Another difference: Cook said the male robber did not have visible tattoos, as McCluskey does. Gay also said that in their crime spree, McCluskey and Welch are suspected of killing two people — and Cook was left unharmed, tied up in the back of her beauty parlor.
Gay said that although at least one of the fugitives had family in the area at one point, “that individual has since moved” and neither McCluskey nor Welch still have relatives in Gentry.
Investigators had thought they may have boxed in the escaped Arizona inmate and his fiancee — who also is his cousin — near Glacier National Park in recent days. Federal, state and local authorities began checking vehicles at the border and patrolling tiny towns near the park on the Blackfeet Indian Reservation. The Royal Canadian Mounted Police were notified as well.
The saga began July 30 when McCluskey and two fellow inmates broke out of a medium-security prison in the Arizona desert. Authorities believe Welch, 44, threw wire-cutting tools over the fence that allowed the criminals to slice their way through a fence.

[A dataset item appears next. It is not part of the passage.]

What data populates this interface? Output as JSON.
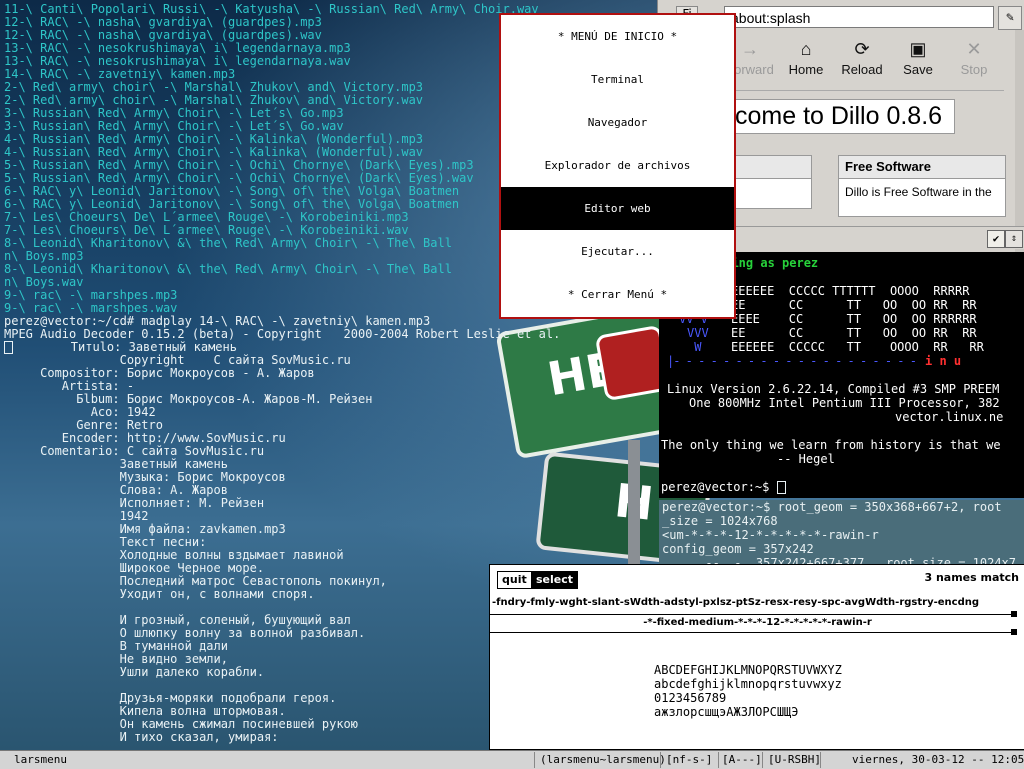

Two of the escaped inmates already have been caught, including one who was captured after a shootout with law enforcement in Colorado and one who was spotted hanging out and singing hymns at a Wyoming church.
New Mexico authorities have said forensic evidence links the group to the deaths of an Oklahoma couple whose bodies were found in their charred camper in eastern the state a week ago. The badly burned skeletal remains of Linda and Gary Haas — both 61 and from Tecumseh, Okla. — were found in a charred camper last Wednesday on a remote ranch in eastern New Mexico.
McCluskey, 45, was doing 15 years for attempted murder, aggravated assault and discharge of a firearm. He also served 14 years in Pennsylvania state prisons for a string of convenience store robberies in April 1992.
The mug shots of McCluskey and his lover have become a daily fixture in newscasts around the nation as authorities have found themselves spending a lot of time sifting through tips that turned out to be false, possibly delaying them from finding credible information.
“They’re continuing to come in. It’s a matter of prioritizing them. The problem with the sheer number is it may take a little while to get to a certain lead,” said Rod Ostermiller, Montana’s acting U.S. Marshal.
Volz reported from Helena, Mont. Associated Press writers Mark Carlson in Phoenix, Chuck Bartels in Little Rock, Ark., and Peter Banda in Glenwood Springs, Colo., contributed to this report.
Tags: Arizona, Arkansas, Colorado, Correctional Systems, Gentry, Law Enforcement, Montana, North America, Oklahoma, Prison Breaks, United States, Violent Crime, Wyoming